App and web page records
————

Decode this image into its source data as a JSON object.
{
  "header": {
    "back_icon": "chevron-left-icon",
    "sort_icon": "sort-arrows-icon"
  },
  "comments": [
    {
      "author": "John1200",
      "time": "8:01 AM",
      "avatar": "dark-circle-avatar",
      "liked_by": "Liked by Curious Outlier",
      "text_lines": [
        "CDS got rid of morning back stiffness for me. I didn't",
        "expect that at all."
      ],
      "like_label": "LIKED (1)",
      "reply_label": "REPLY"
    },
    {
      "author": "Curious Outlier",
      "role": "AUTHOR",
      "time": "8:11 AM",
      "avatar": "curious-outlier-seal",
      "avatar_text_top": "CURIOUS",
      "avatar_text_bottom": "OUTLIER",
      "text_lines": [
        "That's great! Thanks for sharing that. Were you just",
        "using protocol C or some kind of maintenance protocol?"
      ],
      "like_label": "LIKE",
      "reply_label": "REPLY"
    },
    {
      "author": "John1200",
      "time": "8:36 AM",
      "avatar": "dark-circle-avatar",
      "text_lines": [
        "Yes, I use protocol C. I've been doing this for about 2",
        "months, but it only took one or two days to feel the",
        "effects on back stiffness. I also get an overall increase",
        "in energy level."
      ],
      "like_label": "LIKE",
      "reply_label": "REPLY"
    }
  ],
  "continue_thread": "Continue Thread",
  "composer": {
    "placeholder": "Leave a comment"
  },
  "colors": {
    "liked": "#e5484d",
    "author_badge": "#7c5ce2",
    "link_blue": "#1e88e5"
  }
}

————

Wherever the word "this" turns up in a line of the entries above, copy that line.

Decode this image into its source data as a JSON object.
        "Yes, I use protocol C. I've been doing this for about 2",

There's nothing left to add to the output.